Here is an opportunity to explore your own loveability by understanding mirrors and embracing your shadow sides:

Shadow Energetics Workshop with Darryl Gurney, Sept. 25-28.

Our Vacation Self

Have you ever noticed that we seem to have a “vacation self” and an “every day self”? What happens to us when we go on vacation?

I remember my surprise as a child watching my responsible and serious father turn into a happy and relaxed human being when he was on vacation. I have one photo from the early 80’s in which he is doing a somersault in the backyard of a cottage in England we vacationed in. Up until today I am stunned by his transformation back then.

Just having returned from vacation myself, I noticed how I too, seemed to have a “vacation self”. My vacation self is not one that is doing somersaults—I would probably break my neck-–but certainly is one that is different. I am more adventurous. I am also more generous with my finances and with my time. On vacation it always feels like we have plenty. The day stretches out wide open in front of us to do with it whatever we feel like.

I also noticed how I am drawn to things I used to do. I found myself looking at Ravensburger puzzles. I haven’t puzzled in years. I remember fondly how it always felt like the world around me was just fading away when doing a puzzle. I didn’t end up buying a puzzle but I noticed that I long for some “puzzle time,” time to myself in which I can just let the world fade away.

And we carry souvenirs home with us, seashells or pictures or other knickknacks to bring back a bit of that feeling of being away on vacation. We bring all those mementos home in our suitcase in order to remember who we were able to be when we were away.

Most of us find it a bit hard to go back to work—no matter how much we love what we do—and to our everyday life. Some sort of grieving seems to be going on, grieving that the vacation is over. Yet, I wonder if we are also grieving for the person we are on vacation, the person we could be.

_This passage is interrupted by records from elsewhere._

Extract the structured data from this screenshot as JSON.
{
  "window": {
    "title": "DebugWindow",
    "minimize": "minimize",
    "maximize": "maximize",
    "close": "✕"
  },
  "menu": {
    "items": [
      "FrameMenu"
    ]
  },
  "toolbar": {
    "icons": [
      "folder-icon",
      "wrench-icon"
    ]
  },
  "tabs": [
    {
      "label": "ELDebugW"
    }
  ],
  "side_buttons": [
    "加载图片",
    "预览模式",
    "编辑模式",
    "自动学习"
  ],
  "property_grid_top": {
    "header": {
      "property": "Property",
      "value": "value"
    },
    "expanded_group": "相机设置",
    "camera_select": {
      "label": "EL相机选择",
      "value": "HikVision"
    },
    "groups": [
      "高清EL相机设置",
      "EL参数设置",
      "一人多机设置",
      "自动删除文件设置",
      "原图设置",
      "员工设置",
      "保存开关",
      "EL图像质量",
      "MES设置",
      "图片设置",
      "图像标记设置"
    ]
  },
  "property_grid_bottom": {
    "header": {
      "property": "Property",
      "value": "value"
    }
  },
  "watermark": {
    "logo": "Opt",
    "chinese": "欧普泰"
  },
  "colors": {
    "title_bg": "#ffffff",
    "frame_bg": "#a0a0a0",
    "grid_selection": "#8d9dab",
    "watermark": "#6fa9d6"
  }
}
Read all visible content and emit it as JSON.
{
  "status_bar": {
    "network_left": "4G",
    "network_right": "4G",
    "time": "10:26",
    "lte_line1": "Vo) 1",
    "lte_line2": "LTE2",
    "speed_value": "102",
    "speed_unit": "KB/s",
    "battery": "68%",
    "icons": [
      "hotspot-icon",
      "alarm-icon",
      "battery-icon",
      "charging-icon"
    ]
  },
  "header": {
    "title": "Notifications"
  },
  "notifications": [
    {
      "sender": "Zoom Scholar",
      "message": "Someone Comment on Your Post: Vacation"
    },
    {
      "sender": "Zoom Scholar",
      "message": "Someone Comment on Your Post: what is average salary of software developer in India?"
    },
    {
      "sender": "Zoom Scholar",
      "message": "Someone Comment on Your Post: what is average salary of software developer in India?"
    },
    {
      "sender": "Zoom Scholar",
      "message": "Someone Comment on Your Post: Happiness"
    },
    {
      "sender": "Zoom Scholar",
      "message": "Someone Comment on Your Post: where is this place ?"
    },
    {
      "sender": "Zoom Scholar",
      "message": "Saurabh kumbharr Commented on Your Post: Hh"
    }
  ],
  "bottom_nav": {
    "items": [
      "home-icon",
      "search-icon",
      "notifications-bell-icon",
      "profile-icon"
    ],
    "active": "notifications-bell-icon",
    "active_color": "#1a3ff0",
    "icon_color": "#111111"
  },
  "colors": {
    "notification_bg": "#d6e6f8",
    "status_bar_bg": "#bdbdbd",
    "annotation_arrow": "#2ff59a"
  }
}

I wonder what would happen if we gave ourselves permission to be more like that vacation self every day, be more present in the moment and enjoy the gift each day is.

What if we asked, “what makes my heart sing” on a daily basis?

What if we found time to do all the things we love, just as if every day was a vacation day?

What if we allowed ourselves to be generous, relaxed and happy all the time?


I found this quote in a little café when on vacation:


Yesterday is history

Tomorrow is a mystery and

Today is a gift

That’s why we call it present.



For coaching contact Angelika